"You Oughta Be In Pictures"
Keith Giffen, plot and breakdowns
Gerard Jones, dialogue
Linda Medley, pencils
Jose Marzan Jr., inks
Albert De Guzman, letters
Gene D'Angelo, colors
Kevin Dooley, best boy
Andy Helfer, key grip
And who says you can't do film in comics?

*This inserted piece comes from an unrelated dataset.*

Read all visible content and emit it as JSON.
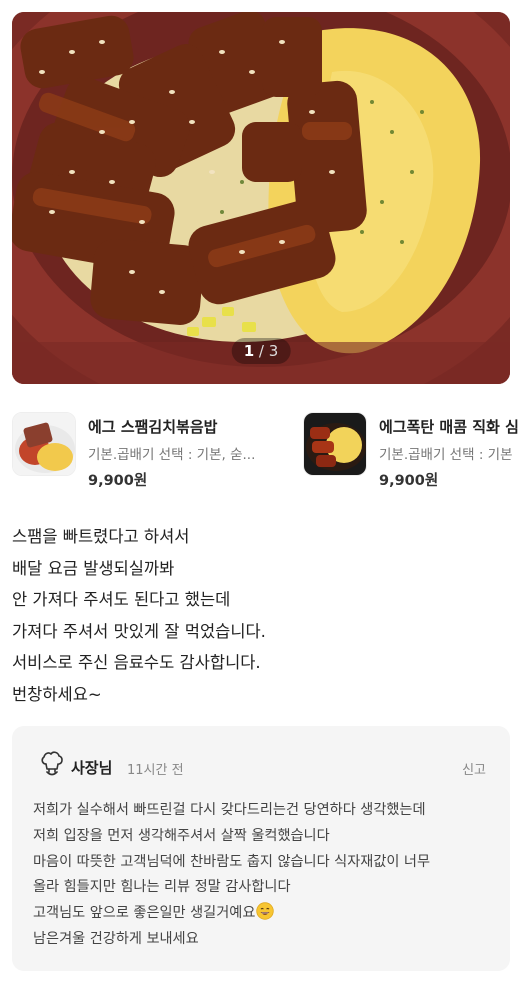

Judging by the letters pages all these many months, it was a minority of readers who wanted JLA to abandon its jocular tone in favor of grim 'n' gritty, no-holds-barred punch-ups. Nevertheless, being the giving people they are, the creative team decided to give that minority its day in the sun, beginning with issue 38. The book starts innocently enough, with five pages of Wally Tortolini's reportage for Spy magazine, laid out to look like the real publication. Basing his story on the clues found in the League's garbage, the journalist manages to connect a lot of dots, correctly identifying, for example, the alter egos of Fire and Blue Beetle. Fortunately for the League, the DCU's version of Spy is owned by Vivian D'Aramis, a.k.a. Crimson Fox, and she quickly and quietly kills the story before it hits the presses.
The JLA's problems are far from over, though. First, Booster and Claire Montgomery start laying the foundation for their own super-team by recruiting Maxi-Man to the cause. Far more seriously, though, the alien that emerged last issue is now clearly identified as a reconstituted Despero, and he wastes no time returning to Earth seeking revenge against the old members of Justice League Detroit. First, he rips what's left of Steel out of the life-support tube that had kept the hero hanging on by a thread, and then, without batting his third eye, he flies off to suburbia and kills Gypsy's parents. When Gypsy returns from studying at the library, Despero chases her across town, leaving a trail of death and destruction in their wake. All hope for Gypsy seems lost until, on the last page, J'onn intervenes.
For anyone needing a bit of levity after all that carnage, things don't get any lighter than JLE #14. Unfortunately, there's too much fluff even for me. The story hinges on a nameless milquetoast who's basically married to his VCR and extensive library of VHS tapes (yeah, this one's a bit dated). One day, he receives the ability to transfer bodies with anyone--or anything--he sees onscreen. The sauce thickens when he travels to the Cannes Film Festival in the guise of movie star Flint Clintwood; when he finds himself in a pinch, he then becomes in turn a giant Godzilla-esque monster, a chainsaw-wielding murderer and "Winki" the dog. Lest you wonder what the hell any of that has to do with the JLI, Flash, Power Girl and Elongated Man (and his lovely wife, Sue) have also traveled to Cannes for a bit of PR, and once there they bump into Fire and Ice, who happen to be in France because, I don't know, nothing happens in America I guess.
Linda Medley's pencils shine when dealing with the Japanese monster, but her Flash looks like he fell out of an Archie comic. The worst offenses, though, lie with the plot, which is flimsy and riddled with holes I find hard to ignore even for a genre that consistently stretches the limits of suspending one's disbelief. Just one example: Movie-Man (my name for him, and I know it's not a good one) manages to outrun the frickin' Flash.
Anyway, and apropos of nothing, there's been something very strange about Mr. Miracle these past two issues of JLA.
The complete 60 Weeks with the Justice League on The Danger Digest:
#1, #2, #3, #4, #5, #6, #7, #8, #9, #10, #11, #12, #13, #14, #15, #16, #17, #18, #19, #20, #21, #22, #23, #24, #25/1, #26/2, #27/3, #28/4, #29/5, #30/6, #31/7, #32/8, #33/9, #34/10, #35/11, #36/12, #37/13, #39/15, #40/16, #41/17, #42/18, #43/19, #44/20, #45/21, #46/22, #47/23, #48/24, #49/25, #50/26, #51/27, #52/28, #53/29, #54/30, #55/31, #56/32, #57/33, #58/34, #59/35, #60/36
All images this post copyright DC Comics. Original text copyright Jon D. Witmer/The Danger Digest.